-- Work instruction --
Every entry needs to be given again exactly as it reads.

-- Recorded data --
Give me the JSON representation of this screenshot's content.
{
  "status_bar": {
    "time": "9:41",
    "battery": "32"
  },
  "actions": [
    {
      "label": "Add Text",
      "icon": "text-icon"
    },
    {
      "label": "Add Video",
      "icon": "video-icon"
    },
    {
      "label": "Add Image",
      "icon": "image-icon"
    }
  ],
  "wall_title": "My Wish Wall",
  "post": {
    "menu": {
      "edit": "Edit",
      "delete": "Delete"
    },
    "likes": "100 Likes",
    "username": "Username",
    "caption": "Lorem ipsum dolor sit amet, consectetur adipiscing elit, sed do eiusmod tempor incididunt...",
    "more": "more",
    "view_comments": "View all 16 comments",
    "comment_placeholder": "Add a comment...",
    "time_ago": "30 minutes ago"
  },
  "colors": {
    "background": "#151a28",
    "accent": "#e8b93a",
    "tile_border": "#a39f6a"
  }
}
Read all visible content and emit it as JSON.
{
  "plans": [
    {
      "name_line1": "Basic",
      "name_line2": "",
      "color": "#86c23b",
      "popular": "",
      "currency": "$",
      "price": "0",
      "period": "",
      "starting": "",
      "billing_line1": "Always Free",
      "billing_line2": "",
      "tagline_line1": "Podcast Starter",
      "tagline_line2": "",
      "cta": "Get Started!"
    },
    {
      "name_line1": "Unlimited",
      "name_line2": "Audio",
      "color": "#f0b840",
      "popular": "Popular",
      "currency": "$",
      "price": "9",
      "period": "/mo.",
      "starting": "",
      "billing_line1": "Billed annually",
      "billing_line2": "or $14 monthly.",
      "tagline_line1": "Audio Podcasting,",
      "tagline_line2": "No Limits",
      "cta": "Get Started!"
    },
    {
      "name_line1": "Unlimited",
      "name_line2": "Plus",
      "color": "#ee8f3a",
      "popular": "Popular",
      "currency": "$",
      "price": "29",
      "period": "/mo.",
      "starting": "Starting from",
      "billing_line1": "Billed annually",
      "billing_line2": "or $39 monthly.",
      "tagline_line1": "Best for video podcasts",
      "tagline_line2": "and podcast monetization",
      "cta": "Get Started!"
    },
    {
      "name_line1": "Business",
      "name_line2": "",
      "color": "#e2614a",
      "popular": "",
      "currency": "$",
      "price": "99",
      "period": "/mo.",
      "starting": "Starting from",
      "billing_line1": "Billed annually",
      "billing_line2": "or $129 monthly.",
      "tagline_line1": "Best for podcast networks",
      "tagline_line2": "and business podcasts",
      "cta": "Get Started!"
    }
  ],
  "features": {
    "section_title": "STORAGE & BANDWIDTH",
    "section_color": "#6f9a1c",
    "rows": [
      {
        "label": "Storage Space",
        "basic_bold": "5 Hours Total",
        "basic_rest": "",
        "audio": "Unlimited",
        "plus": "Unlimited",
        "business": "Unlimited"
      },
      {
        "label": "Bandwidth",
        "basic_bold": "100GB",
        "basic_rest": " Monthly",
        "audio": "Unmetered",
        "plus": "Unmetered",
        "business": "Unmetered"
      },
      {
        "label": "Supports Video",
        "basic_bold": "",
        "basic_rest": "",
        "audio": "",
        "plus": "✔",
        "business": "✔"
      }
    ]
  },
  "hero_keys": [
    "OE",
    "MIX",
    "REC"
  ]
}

-- Response below --
Give me the JSON representation of this screenshot's content.
{
  "status_bar": {
    "time": "9:41",
    "battery": "32"
  },
  "actions": [
    {
      "label": "Add Text",
      "icon": "text-icon"
    },
    {
      "label": "Add Video",
      "icon": "video-icon"
    },
    {
      "label": "Add Image",
      "icon": "image-icon"
    }
  ],
  "wall_title": "My Wish Wall",
  "post": {
    "menu": {
      "edit": "Edit",
      "delete": "Delete"
    },
    "likes": "100 Likes",
    "username": "Username",
    "caption": "Lorem ipsum dolor sit amet, consectetur adipiscing elit, sed do eiusmod tempor incididunt...",
    "more": "more",
    "view_comments": "View all 16 comments",
    "comment_placeholder": "Add a comment...",
    "time_ago": "30 minutes ago"
  },
  "colors": {
    "background": "#151a28",
    "accent": "#e8b93a",
    "tile_border": "#a39f6a"
  }
}
Read all visible content and emit it as JSON.
{
  "plans": [
    {
      "name_line1": "Basic",
      "name_line2": "",
      "color": "#86c23b",
      "popular": "",
      "currency": "$",
      "price": "0",
      "period": "",
      "starting": "",
      "billing_line1": "Always Free",
      "billing_line2": "",
      "tagline_line1": "Podcast Starter",
      "tagline_line2": "",
      "cta": "Get Started!"
    },
    {
      "name_line1": "Unlimited",
      "name_line2": "Audio",
      "color": "#f0b840",
      "popular": "Popular",
      "currency": "$",
      "price": "9",
      "period": "/mo.",
      "starting": "",
      "billing_line1": "Billed annually",
      "billing_line2": "or $14 monthly.",
      "tagline_line1": "Audio Podcasting,",
      "tagline_line2": "No Limits",
      "cta": "Get Started!"
    },
    {
      "name_line1": "Unlimited",
      "name_line2": "Plus",
      "color": "#ee8f3a",
      "popular": "Popular",
      "currency": "$",
      "price": "29",
      "period": "/mo.",
      "starting": "Starting from",
      "billing_line1": "Billed annually",
      "billing_line2": "or $39 monthly.",
      "tagline_line1": "Best for video podcasts",
      "tagline_line2": "and podcast monetization",
      "cta": "Get Started!"
    },
    {
      "name_line1": "Business",
      "name_line2": "",
      "color": "#e2614a",
      "popular": "",
      "currency": "$",
      "price": "99",
      "period": "/mo.",
      "starting": "Starting from",
      "billing_line1": "Billed annually",
      "billing_line2": "or $129 monthly.",
      "tagline_line1": "Best for podcast networks",
      "tagline_line2": "and business podcasts",
      "cta": "Get Started!"
    }
  ],
  "features": {
    "section_title": "STORAGE & BANDWIDTH",
    "section_color": "#6f9a1c",
    "rows": [
      {
        "label": "Storage Space",
        "basic_bold": "5 Hours Total",
        "basic_rest": "",
        "audio": "Unlimited",
        "plus": "Unlimited",
        "business": "Unlimited"
      },
      {
        "label": "Bandwidth",
        "basic_bold": "100GB",
        "basic_rest": " Monthly",
        "audio": "Unmetered",
        "plus": "Unmetered",
        "business": "Unmetered"
      },
      {
        "label": "Supports Video",
        "basic_bold": "",
        "basic_rest": "",
        "audio": "",
        "plus": "✔",
        "business": "✔"
      }
    ]
  },
  "hero_keys": [
    "OE",
    "MIX",
    "REC"
  ]
}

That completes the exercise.